One of the biggest undertakings listed in the MCRMC report is the dismantling and re-organizing of Tricare. For a National Guard family such as myself, my ears perked at these changes. In theory this could make things incredibly easy for us. They briefly break down the proposed new health care system on page 112. We will have a choice through the DoD Health Benefit program. My first reaction to this is mixed. I don’t know that I’m necessarily a complete a total fan of the current Tricare Reserve Select program, however having spent eight years on Tricare Prime Remote, I was spoiled. Free health-care where I could go to basically any civilian doctor I wanted. For a brief moment we spent some time on a health care plan provided by my husband’s civilian employer. It was a brief moment, because despite any frustrations we experienced on Reserve Select, Tricare still provides the best and most affordable options.
My biggest hope for this particular recommendation, if done right, would be the ease of transition as it involves orders. For our family, it isn’t at all unusual to be on orders just shy of, or just over the time allotted where BAH and Tricare Standard kicks in. This always leads to a difficult transition time and there have been times where we haven’t transitioned with healthcare and weren’t covered, we didn’t even know it. National Guard and Reserve families have shared this story with me before, so I know we aren’t alone. Another exciting possibility about this change is the improvement of military health care in general. My hope is that the days of “go to the ER” when your child has an ear infection will be long gone. I can only imagine that this will significantly reduce the cost.

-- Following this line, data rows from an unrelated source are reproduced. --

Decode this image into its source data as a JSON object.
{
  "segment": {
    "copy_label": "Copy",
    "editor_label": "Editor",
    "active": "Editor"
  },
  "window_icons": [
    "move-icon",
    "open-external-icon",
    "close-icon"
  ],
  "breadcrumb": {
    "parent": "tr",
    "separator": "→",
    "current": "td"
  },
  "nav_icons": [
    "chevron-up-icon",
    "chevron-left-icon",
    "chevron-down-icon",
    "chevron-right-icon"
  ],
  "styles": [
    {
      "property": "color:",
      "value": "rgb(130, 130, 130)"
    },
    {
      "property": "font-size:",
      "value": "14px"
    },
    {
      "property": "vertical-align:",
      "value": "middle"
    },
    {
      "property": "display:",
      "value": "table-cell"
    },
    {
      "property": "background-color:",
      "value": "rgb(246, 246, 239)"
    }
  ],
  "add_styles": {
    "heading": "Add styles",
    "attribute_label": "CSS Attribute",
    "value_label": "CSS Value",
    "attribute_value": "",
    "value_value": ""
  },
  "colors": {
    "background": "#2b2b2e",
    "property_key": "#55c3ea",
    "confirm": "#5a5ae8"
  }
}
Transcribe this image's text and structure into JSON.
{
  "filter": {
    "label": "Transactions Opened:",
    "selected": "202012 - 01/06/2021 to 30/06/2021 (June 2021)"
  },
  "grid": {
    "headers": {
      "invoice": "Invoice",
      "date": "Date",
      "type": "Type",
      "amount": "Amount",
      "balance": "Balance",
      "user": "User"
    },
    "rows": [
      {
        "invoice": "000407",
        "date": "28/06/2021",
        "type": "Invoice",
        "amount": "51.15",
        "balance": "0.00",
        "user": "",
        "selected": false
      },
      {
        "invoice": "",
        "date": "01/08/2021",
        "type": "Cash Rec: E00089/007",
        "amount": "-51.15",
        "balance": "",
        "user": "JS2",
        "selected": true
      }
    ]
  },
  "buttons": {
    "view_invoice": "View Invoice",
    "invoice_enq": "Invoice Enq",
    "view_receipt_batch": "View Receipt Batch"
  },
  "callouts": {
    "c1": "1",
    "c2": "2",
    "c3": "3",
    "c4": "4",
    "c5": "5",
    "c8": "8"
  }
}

Last, there were several recommendation as it pertains to general quality of life, and what I view as troop morale. Early last year issues of troop morale and welfare were at the top of my list of concerns (see my interview with CBS Evening News). There was talk of getting rid of the commissary itself even as far back as November of 2013, when our friends over at SpouseBuzz talked about it here. Now we have recommendations that talk about consolidation instead of eradication. Despite various opinions challenging the value of the commissary and exchange programs, the report states that , “there was consistent acknowledgement of the additional benefit offered overseas, and in remote and isolated locations, where commercial alternatives are either not available or not comparable.” Personally it is of extreme value to me, and I would add to the findings of MCRMC by stating that it is also extremely important in places like the Washington, DC area where the cost of living is extremely high.
Probably one of the more exciting recommendations has to do with child care on military installations. Child care on base can be hard to come by and the commission has several ideas on how to change that. With these changes it would hopefully become easier to gain access to child care, especially those of us in the National Guard, whose husbands are activated and deployed. Many times I have not even made it off the waiting list before he’s returned and I’ve lost my chance to get that time that I supposedly had. An overhaul of the hiring process, as well as building more facilities is recommended by the MCRMC.
Other recommendations you should take notice of are changes to Space A travel. Proposed changes would make it easier for those with shorter deployments (activations) to travel without their spouses. Also, the tracking our military kids better as they go through their school life through a national military dependent student identifier. This really piqued my interest and I’m anxious to see what comes of that particular recommendation.
Keep following along with us on as we delve into more of these “Afters”, and as the Senate Armed Forces Committee meets soon to discuss these recommendations further.